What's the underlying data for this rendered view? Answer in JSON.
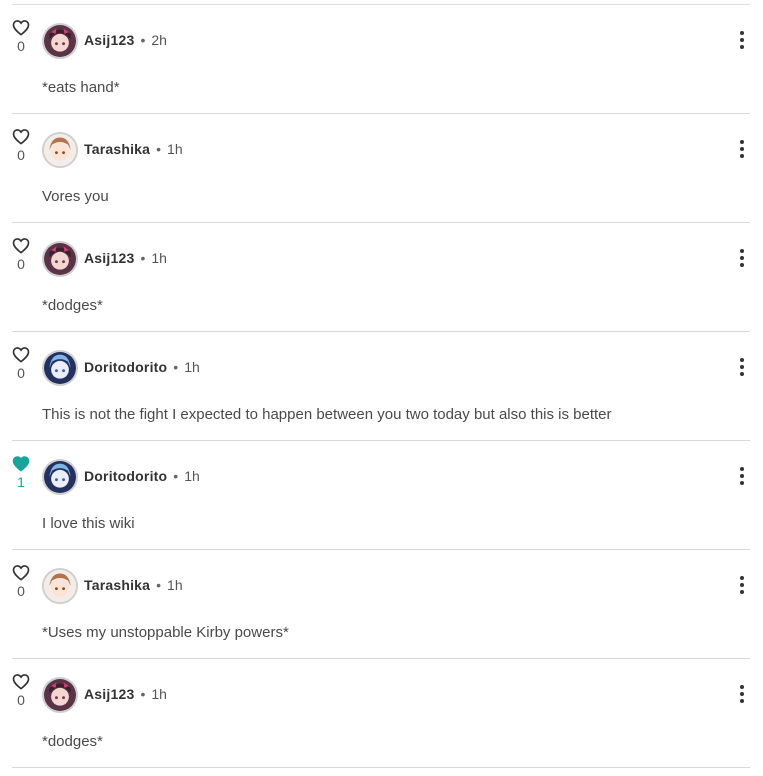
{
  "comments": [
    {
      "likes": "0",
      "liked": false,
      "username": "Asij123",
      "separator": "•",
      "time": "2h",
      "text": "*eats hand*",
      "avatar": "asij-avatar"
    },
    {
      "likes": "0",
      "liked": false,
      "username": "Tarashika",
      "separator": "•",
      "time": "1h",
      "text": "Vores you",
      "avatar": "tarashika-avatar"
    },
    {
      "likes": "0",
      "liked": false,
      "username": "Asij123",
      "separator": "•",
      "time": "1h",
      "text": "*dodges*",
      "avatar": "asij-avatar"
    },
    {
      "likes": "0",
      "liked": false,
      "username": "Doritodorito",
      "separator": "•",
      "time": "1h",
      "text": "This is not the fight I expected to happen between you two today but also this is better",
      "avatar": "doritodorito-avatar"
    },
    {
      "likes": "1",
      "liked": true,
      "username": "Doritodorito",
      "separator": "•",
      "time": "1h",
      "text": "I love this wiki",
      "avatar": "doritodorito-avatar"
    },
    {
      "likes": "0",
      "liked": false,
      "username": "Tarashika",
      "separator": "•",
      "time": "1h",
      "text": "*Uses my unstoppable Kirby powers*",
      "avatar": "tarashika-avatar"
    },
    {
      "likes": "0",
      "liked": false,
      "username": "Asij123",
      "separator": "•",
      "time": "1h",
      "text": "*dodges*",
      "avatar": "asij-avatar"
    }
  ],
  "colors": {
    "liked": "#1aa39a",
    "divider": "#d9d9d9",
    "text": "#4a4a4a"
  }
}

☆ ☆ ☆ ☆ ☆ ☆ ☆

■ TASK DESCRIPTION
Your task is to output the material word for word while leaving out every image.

■ THE ANSWER
What's the underlying data for this rendered view? Answer in JSON.
{
  "comments": [
    {
      "likes": "0",
      "liked": false,
      "username": "Asij123",
      "separator": "•",
      "time": "2h",
      "text": "*eats hand*",
      "avatar": "asij-avatar"
    },
    {
      "likes": "0",
      "liked": false,
      "username": "Tarashika",
      "separator": "•",
      "time": "1h",
      "text": "Vores you",
      "avatar": "tarashika-avatar"
    },
    {
      "likes": "0",
      "liked": false,
      "username": "Asij123",
      "separator": "•",
      "time": "1h",
      "text": "*dodges*",
      "avatar": "asij-avatar"
    },
    {
      "likes": "0",
      "liked": false,
      "username": "Doritodorito",
      "separator": "•",
      "time": "1h",
      "text": "This is not the fight I expected to happen between you two today but also this is better",
      "avatar": "doritodorito-avatar"
    },
    {
      "likes": "1",
      "liked": true,
      "username": "Doritodorito",
      "separator": "•",
      "time": "1h",
      "text": "I love this wiki",
      "avatar": "doritodorito-avatar"
    },
    {
      "likes": "0",
      "liked": false,
      "username": "Tarashika",
      "separator": "•",
      "time": "1h",
      "text": "*Uses my unstoppable Kirby powers*",
      "avatar": "tarashika-avatar"
    },
    {
      "likes": "0",
      "liked": false,
      "username": "Asij123",
      "separator": "•",
      "time": "1h",
      "text": "*dodges*",
      "avatar": "asij-avatar"
    }
  ],
  "colors": {
    "liked": "#1aa39a",
    "divider": "#d9d9d9",
    "text": "#4a4a4a"
  }
}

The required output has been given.